Characterization and osteogenic evaluation of mesoporous magnesium–calcium silicate/polycaprolactone/polybutylene succinate composite scaffolds fabricated by rapid prototyping

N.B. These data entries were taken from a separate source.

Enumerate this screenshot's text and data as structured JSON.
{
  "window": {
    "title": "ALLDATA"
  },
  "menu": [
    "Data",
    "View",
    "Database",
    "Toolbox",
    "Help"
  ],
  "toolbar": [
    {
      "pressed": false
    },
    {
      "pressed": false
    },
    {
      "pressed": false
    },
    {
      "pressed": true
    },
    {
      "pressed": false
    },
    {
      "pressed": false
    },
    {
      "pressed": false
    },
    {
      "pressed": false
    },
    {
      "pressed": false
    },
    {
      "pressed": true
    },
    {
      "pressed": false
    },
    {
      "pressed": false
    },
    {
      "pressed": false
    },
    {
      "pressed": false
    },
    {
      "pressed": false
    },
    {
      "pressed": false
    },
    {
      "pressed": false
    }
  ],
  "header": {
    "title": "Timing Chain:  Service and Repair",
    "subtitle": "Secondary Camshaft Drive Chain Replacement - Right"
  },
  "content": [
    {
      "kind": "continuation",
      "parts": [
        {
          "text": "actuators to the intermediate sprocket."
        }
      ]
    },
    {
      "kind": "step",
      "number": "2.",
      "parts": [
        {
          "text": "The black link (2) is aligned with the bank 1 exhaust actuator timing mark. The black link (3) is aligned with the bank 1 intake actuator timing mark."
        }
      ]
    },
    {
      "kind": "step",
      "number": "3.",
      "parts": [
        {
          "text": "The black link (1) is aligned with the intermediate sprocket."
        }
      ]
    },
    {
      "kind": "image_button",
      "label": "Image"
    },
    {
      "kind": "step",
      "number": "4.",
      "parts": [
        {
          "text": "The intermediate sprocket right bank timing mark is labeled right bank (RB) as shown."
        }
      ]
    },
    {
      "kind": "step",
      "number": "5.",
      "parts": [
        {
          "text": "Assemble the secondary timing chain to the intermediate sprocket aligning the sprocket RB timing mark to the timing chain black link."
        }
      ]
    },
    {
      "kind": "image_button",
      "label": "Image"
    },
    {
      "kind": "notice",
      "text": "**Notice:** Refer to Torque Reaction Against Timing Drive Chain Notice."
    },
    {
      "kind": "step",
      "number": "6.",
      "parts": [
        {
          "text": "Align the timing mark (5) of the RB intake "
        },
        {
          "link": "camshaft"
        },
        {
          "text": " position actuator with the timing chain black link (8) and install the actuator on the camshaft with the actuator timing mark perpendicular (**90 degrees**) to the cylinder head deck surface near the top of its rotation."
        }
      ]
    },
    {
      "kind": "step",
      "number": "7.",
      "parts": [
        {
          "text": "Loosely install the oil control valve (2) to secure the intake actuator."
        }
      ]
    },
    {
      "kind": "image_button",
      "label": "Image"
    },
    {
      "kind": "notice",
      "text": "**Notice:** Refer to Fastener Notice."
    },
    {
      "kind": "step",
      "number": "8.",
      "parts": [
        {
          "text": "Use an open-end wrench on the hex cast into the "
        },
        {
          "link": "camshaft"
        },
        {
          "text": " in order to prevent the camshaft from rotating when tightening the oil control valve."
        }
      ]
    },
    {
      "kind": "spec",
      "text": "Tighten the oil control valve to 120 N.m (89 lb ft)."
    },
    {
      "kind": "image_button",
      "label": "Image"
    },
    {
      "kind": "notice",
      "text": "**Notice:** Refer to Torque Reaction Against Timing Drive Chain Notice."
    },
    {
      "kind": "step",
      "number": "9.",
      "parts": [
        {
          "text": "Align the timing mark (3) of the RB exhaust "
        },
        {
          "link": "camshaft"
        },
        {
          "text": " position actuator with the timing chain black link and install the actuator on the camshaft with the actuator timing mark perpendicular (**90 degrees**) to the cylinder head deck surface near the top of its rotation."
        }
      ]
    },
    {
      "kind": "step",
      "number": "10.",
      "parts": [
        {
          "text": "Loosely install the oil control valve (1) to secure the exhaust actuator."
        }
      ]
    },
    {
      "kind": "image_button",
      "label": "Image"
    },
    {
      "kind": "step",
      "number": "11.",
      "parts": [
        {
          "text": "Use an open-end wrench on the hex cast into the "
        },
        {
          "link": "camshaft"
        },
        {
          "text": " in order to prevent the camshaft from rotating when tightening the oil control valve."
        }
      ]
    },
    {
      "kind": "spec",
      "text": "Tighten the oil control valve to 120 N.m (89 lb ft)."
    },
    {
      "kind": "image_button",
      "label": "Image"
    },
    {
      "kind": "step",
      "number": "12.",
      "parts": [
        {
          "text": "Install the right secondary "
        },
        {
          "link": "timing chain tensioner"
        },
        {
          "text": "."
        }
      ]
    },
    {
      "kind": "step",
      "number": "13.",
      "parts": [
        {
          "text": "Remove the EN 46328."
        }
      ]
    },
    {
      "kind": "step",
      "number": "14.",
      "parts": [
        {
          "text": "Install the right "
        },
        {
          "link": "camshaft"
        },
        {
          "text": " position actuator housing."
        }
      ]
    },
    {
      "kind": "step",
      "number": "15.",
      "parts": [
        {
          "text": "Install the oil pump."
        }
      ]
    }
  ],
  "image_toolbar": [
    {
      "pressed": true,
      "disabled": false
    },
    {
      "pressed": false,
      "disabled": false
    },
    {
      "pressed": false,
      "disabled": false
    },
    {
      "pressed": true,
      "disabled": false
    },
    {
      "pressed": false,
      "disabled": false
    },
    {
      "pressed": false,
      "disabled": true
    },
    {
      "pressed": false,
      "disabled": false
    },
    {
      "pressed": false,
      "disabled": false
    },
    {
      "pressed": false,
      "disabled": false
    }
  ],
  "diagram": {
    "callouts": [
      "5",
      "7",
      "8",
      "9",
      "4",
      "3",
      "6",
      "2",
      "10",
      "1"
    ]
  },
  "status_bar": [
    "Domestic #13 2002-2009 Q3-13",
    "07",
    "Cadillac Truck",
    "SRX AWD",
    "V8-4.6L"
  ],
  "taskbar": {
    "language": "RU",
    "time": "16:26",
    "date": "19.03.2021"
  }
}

The properties of scaffolds for bone tissue engineering, including their biocompatibility, highly interconnected porosity, and mechanical integrity, are critical for promoting cell adhesion, proliferation, and osteoinduction. We used various physical and biological assays to obtain in vitro confirmation that the proposed composite scaffolds are potentially suitable for applications to bone tissue engineering. The proposed new composite scaffolds, which we fabricated by a rapid prototyping technique, were composed of mesoporous magnesium–calcium silicate (m_MCS), polycaprolactone (PCL), and polybutylene succinate (PBSu). We systematically evaluated the characteristics of the composite scaffolds, such as the hydrophilicity and bioactivity. We also investigated the proliferation and osteogenic differentiation of human mesenchymal stem cells (MSCs) scaffolded on the m_MCS/PCL/PBSu composite. Our results showed that, compared to the m_MCS/PCL scaffold, the m_MCS/PCL/PBSu scaffold has improved water absorption, in vitro degradability, biocompatibility, and bioactivity in simulated body fluid, while its mechanical strength is reduced. Moreover, the results of the cytotoxicity tests specified in ISO 10993-12 and ISO 10993-5 clearly indicate that the m_MCS/PCL scaffold is not toxic to cells. In addition, we obtained significant increases in initial cell attachment and improvements to the osteogenic MSC differentiation by replacing the m_MCS/PCL scaffold with the m_MCS/PCL/PBSu scaffold. Our results indicate that the m_MCS/PCL/PBSu scaffold achieves enhanced bioactivity, degradability, cytocompatibility, and osteogenesis. As such, this scaffold is a potentially promising candidate for use in stem cell-based bone tissue engineering.